These problems are mitigated or exacerbated by government policies, but these are at best a patch for the more fundamental issue of our warped concept of private property. Property must not be considered absolute, but must be made subject to just principles, for the good of all affected. Ownership, production and consumption have become separate, if related, concepts, when in reality they should be three sides of a single coin (including the edge). This encourages disharmonies and imbalances in the economy, resulting in poorer product quality, worse allocation of resources, and more unstable production and markets across the entire economy.
A New Economy

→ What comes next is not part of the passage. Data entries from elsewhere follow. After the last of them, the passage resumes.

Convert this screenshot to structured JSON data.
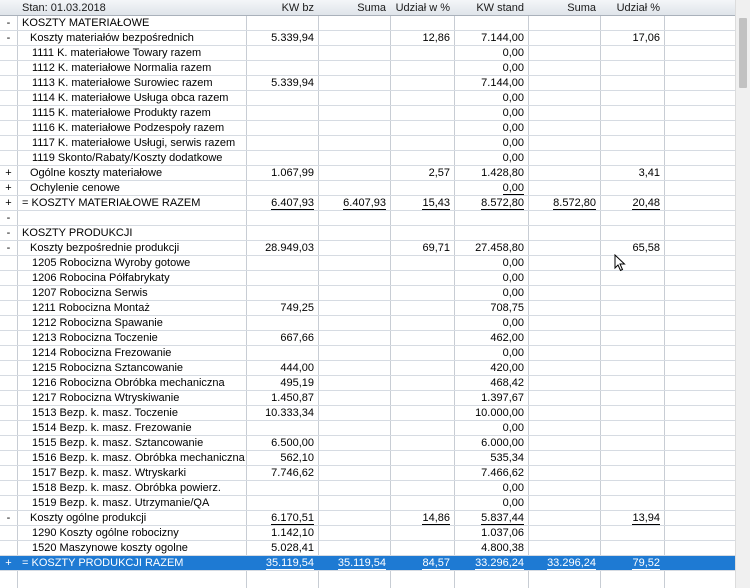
{
  "header": {
    "stan": "Stan: 01.03.2018",
    "cols": [
      "KW bz",
      "Suma",
      "Udział w %",
      "KW stand",
      "Suma",
      "Udział %"
    ]
  },
  "rows": [
    {
      "exp": "-",
      "name": "KOSZTY MATERIAŁOWE",
      "indent": 0,
      "v": [
        "",
        "",
        "",
        "",
        "",
        ""
      ]
    },
    {
      "exp": "-",
      "name": "Koszty materiałów bezpośrednich",
      "indent": 1,
      "v": [
        "5.339,94",
        "",
        "12,86",
        "7.144,00",
        "",
        "17,06"
      ]
    },
    {
      "exp": "",
      "name": "1111 K. materiałowe Towary razem",
      "indent": 2,
      "v": [
        "",
        "",
        "",
        "0,00",
        "",
        ""
      ]
    },
    {
      "exp": "",
      "name": "1112 K. materiałowe Normalia razem",
      "indent": 2,
      "v": [
        "",
        "",
        "",
        "0,00",
        "",
        ""
      ]
    },
    {
      "exp": "",
      "name": "1113 K. materiałowe Surowiec razem",
      "indent": 2,
      "v": [
        "5.339,94",
        "",
        "",
        "7.144,00",
        "",
        ""
      ]
    },
    {
      "exp": "",
      "name": "1114 K. materiałowe Usługa obca razem",
      "indent": 2,
      "v": [
        "",
        "",
        "",
        "0,00",
        "",
        ""
      ]
    },
    {
      "exp": "",
      "name": "1115 K. materiałowe Produkty razem",
      "indent": 2,
      "v": [
        "",
        "",
        "",
        "0,00",
        "",
        ""
      ]
    },
    {
      "exp": "",
      "name": "1116 K. materiałowe Podzespoły razem",
      "indent": 2,
      "v": [
        "",
        "",
        "",
        "0,00",
        "",
        ""
      ]
    },
    {
      "exp": "",
      "name": "1117 K. materiałowe Usługi, serwis razem",
      "indent": 2,
      "v": [
        "",
        "",
        "",
        "0,00",
        "",
        ""
      ]
    },
    {
      "exp": "",
      "name": "1119 Skonto/Rabaty/Koszty dodatkowe",
      "indent": 2,
      "v": [
        "",
        "",
        "",
        "0,00",
        "",
        ""
      ]
    },
    {
      "exp": "+",
      "name": "Ogólne koszty materiałowe",
      "indent": 1,
      "v": [
        "1.067,99",
        "",
        "2,57",
        "1.428,80",
        "",
        "3,41"
      ]
    },
    {
      "exp": "+",
      "name": "Ochylenie cenowe",
      "indent": 1,
      "v": [
        "",
        "",
        "",
        "0,00",
        "",
        ""
      ],
      "ul": [
        0,
        0,
        0,
        1,
        0,
        0
      ]
    },
    {
      "exp": "+",
      "name": "= KOSZTY MATERIAŁOWE RAZEM",
      "indent": 0,
      "v": [
        "6.407,93",
        "6.407,93",
        "15,43",
        "8.572,80",
        "8.572,80",
        "20,48"
      ],
      "dul": [
        1,
        1,
        1,
        1,
        1,
        1
      ]
    },
    {
      "exp": "-",
      "name": "",
      "indent": 0,
      "v": [
        "",
        "",
        "",
        "",
        "",
        ""
      ]
    },
    {
      "exp": "-",
      "name": "KOSZTY PRODUKCJI",
      "indent": 0,
      "v": [
        "",
        "",
        "",
        "",
        "",
        ""
      ]
    },
    {
      "exp": "-",
      "name": "Koszty bezpośrednie produkcji",
      "indent": 1,
      "v": [
        "28.949,03",
        "",
        "69,71",
        "27.458,80",
        "",
        "65,58"
      ]
    },
    {
      "exp": "",
      "name": "1205 Robocizna Wyroby gotowe",
      "indent": 2,
      "v": [
        "",
        "",
        "",
        "0,00",
        "",
        ""
      ]
    },
    {
      "exp": "",
      "name": "1206 Robocina Półfabrykaty",
      "indent": 2,
      "v": [
        "",
        "",
        "",
        "0,00",
        "",
        ""
      ]
    },
    {
      "exp": "",
      "name": "1207 Robocizna Serwis",
      "indent": 2,
      "v": [
        "",
        "",
        "",
        "0,00",
        "",
        ""
      ]
    },
    {
      "exp": "",
      "name": "1211 Robocizna Montaż",
      "indent": 2,
      "v": [
        "749,25",
        "",
        "",
        "708,75",
        "",
        ""
      ]
    },
    {
      "exp": "",
      "name": "1212 Robocizna Spawanie",
      "indent": 2,
      "v": [
        "",
        "",
        "",
        "0,00",
        "",
        ""
      ]
    },
    {
      "exp": "",
      "name": "1213 Robocizna Toczenie",
      "indent": 2,
      "v": [
        "667,66",
        "",
        "",
        "462,00",
        "",
        ""
      ]
    },
    {
      "exp": "",
      "name": "1214 Robocizna Frezowanie",
      "indent": 2,
      "v": [
        "",
        "",
        "",
        "0,00",
        "",
        ""
      ]
    },
    {
      "exp": "",
      "name": "1215 Robocizna Sztancowanie",
      "indent": 2,
      "v": [
        "444,00",
        "",
        "",
        "420,00",
        "",
        ""
      ]
    },
    {
      "exp": "",
      "name": "1216 Robocizna Obróbka mechaniczna",
      "indent": 2,
      "v": [
        "495,19",
        "",
        "",
        "468,42",
        "",
        ""
      ]
    },
    {
      "exp": "",
      "name": "1217 Robocizna Wtryskiwanie",
      "indent": 2,
      "v": [
        "1.450,87",
        "",
        "",
        "1.397,67",
        "",
        ""
      ]
    },
    {
      "exp": "",
      "name": "1513 Bezp. k. masz. Toczenie",
      "indent": 2,
      "v": [
        "10.333,34",
        "",
        "",
        "10.000,00",
        "",
        ""
      ]
    },
    {
      "exp": "",
      "name": "1514 Bezp. k. masz. Frezowanie",
      "indent": 2,
      "v": [
        "",
        "",
        "",
        "0,00",
        "",
        ""
      ]
    },
    {
      "exp": "",
      "name": "1515 Bezp. k. masz. Sztancowanie",
      "indent": 2,
      "v": [
        "6.500,00",
        "",
        "",
        "6.000,00",
        "",
        ""
      ]
    },
    {
      "exp": "",
      "name": "1516 Bezp. k. masz. Obróbka mechaniczna",
      "indent": 2,
      "v": [
        "562,10",
        "",
        "",
        "535,34",
        "",
        ""
      ]
    },
    {
      "exp": "",
      "name": "1517 Bezp. k. masz. Wtryskarki",
      "indent": 2,
      "v": [
        "7.746,62",
        "",
        "",
        "7.466,62",
        "",
        ""
      ]
    },
    {
      "exp": "",
      "name": "1518 Bezp. k. masz. Obróbka powierz.",
      "indent": 2,
      "v": [
        "",
        "",
        "",
        "0,00",
        "",
        ""
      ]
    },
    {
      "exp": "",
      "name": "1519 Bezp. k. masz. Utrzymanie/QA",
      "indent": 2,
      "v": [
        "",
        "",
        "",
        "0,00",
        "",
        ""
      ]
    },
    {
      "exp": "-",
      "name": "Koszty ogólne produkcji",
      "indent": 1,
      "v": [
        "6.170,51",
        "",
        "14,86",
        "5.837,44",
        "",
        "13,94"
      ],
      "ul": [
        1,
        0,
        1,
        1,
        0,
        1
      ]
    },
    {
      "exp": "",
      "name": "1290 Koszty ogólne robocizny",
      "indent": 2,
      "v": [
        "1.142,10",
        "",
        "",
        "1.037,06",
        "",
        ""
      ]
    },
    {
      "exp": "",
      "name": "1520 Maszynowe koszty ogolne",
      "indent": 2,
      "v": [
        "5.028,41",
        "",
        "",
        "4.800,38",
        "",
        ""
      ]
    },
    {
      "exp": "+",
      "name": "= KOSZTY PRODUKCJI RAZEM",
      "indent": 0,
      "v": [
        "35.119,54",
        "35.119,54",
        "84,57",
        "33.296,24",
        "33.296,24",
        "79,52"
      ],
      "dul": [
        1,
        1,
        1,
        1,
        1,
        1
      ],
      "selected": true
    }
  ],
  "colors": {
    "selected": "#1e7ad3",
    "header": "#dfe4ea",
    "gridline": "#d6dbe2"
  },
  "icons": {
    "cursor": "mouse-pointer-icon"
  }
}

We need to create an economy centred on humans, where resources are allocated and production decisions made for the sake of actual use and actual people, rather than speculative profit. To this end, I suggest we make sure that every business recognise the human capital its workers provide, either by granting them some degree of ownership, or by recognising (formally) that the company owes a very real debt to each of its workers, regardless of their market value. When workers are integrated into production decisions, they will not be considered disposable, and the whole economy will be more stable as well as more just.
To stop speculation, we need to banish the idea that my property is simply mine, to do with however I see fit. We need to recall the universal destination of goods: that all things exist to serve all people, and private property is only valid in this service. The first thing for this purpose is to cultivate a spirituality that views all things as gifts, blessings from Our Father for His children. The second thing is to create laws considering various goods as part of the commonwealth of all humanity. An example of such a law would be a land tax, considering land as being the inheritance of the whole nation, which each business venture merely borrows for a time; this would help prevent the speculative and unproductive buying up of land.
‘You are not making a gift of what is yours to the poor man, but you are giving him back what is his. You have been appropriating things that are meant to be for the common use of everyone. The earth belongs to everyone, not to the rich.’
‘Wherever there is great property there is great inequality.’
God bless you!